Dikshitar begins the kriti advising us devotees to focus on the Supreme and sings “Oh mind! (“cEtah”), contemplate (“cintaya”) on somAskanda, the one seated under the bulbous root (“mUlakandam”) of the mango tree (“mA kanda”)”. He introduces the sOmAskanda form of Shiva in which the Lord is accompanied by Parvati and SubrahmaNya (“sa+Uma+skanda”). In the depiction of the somAskanda form, skanda sits in-between Shiva and Parvati.
santatam akhaNDa saccitAnandam
Dikshitar describes the Lord as “one who is immersed in a state of eternal (“santatam”), undivided (“akhaNDa”) blissful consciousness (“saccitAnandam”) and one whose lotus feet (“caraNAravindam”) are capable of bestowing empires (“sAmrAjya prada”) on his devotees”.
maHNgaLakara mandahAsa vadanam
angasaundarya vijita madanam
antaka sUdanam kunda radanam
uttuNga kamanIya vRSaturaNgam
bhairavi prasaNgam guruguhAntaraNgam pRthvIliNgam
Dikshitar continues to describe the Lord as “the one with a smiling countenance (“mandahAsa vadanam”) who bestows welfare and prosperity (“maHNgaLakara”) on his devotees. The one who resides (“sadanam”) in the rich abode of Kanchi, filled with carbuncles (“mAnikyamaya”). The one whose splendorous body (“anga saundarya”) surpasses (“vijita”) that of cupid (“madana”). The one who is the destroyer (“sUdana”) of Yama, the God of death (“antaka”) and one with teeth as white as jasmine buds (“kunda radanam”)”.
In the madhyamakAla Sahityam, Dikshitar sings the praises of the Lord as “the one who has the tall and beautiful (“uttuNga kamanIya”) bull (“vRSa”) as His vehicle and the one enjoys the company of (“prasaNgam”) of Goddess Bhairavi (ugra version of Parvati). The one who resides in the interior essence (“antaraNgam”) of guruguha and the one who exists in this kshetra in the form of Prthvi lingam, symbolizing the earth element.
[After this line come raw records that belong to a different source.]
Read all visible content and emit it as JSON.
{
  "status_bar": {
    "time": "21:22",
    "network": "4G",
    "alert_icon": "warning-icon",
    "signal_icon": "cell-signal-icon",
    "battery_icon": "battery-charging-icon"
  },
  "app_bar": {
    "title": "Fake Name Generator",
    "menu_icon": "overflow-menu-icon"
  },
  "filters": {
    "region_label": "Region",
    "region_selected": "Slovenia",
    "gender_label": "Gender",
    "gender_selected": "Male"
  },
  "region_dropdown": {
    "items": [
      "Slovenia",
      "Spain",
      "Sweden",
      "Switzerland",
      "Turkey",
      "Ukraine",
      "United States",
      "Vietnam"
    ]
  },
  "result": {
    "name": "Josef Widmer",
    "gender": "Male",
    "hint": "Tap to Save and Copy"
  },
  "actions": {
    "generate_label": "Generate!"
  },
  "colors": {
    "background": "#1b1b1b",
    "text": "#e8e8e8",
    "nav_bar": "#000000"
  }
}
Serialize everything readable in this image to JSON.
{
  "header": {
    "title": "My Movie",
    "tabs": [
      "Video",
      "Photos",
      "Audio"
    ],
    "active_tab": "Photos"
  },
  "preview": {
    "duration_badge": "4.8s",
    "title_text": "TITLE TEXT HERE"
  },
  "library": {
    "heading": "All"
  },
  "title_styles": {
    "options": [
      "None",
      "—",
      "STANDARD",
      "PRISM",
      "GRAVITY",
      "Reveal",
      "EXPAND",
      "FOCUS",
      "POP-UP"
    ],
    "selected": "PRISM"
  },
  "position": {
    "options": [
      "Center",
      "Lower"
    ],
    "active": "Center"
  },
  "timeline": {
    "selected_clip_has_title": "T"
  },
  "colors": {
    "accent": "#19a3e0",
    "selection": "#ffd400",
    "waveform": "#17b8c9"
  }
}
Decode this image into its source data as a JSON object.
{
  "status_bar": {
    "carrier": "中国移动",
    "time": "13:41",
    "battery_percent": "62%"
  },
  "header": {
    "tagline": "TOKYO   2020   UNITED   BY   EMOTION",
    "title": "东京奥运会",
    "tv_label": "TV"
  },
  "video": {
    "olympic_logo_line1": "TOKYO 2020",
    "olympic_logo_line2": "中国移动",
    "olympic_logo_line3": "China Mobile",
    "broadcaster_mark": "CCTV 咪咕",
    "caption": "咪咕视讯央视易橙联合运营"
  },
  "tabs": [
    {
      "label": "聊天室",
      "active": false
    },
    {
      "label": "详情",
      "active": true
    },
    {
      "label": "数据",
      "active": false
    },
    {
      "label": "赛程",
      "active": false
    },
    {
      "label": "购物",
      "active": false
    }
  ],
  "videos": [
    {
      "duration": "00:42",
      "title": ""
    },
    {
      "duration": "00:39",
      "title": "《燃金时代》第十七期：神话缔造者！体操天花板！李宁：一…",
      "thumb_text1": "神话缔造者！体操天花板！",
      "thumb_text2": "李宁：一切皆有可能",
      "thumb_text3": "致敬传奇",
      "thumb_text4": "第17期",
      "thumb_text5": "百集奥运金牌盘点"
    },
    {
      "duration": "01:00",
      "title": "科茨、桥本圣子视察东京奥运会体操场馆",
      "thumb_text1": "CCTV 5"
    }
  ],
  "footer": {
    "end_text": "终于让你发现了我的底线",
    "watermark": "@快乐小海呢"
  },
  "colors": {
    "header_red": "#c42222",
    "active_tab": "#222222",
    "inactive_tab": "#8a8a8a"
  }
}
He concludes the kriti with a reference to the purANa of Parvati worshipping the Lord in the form of a sand lingam.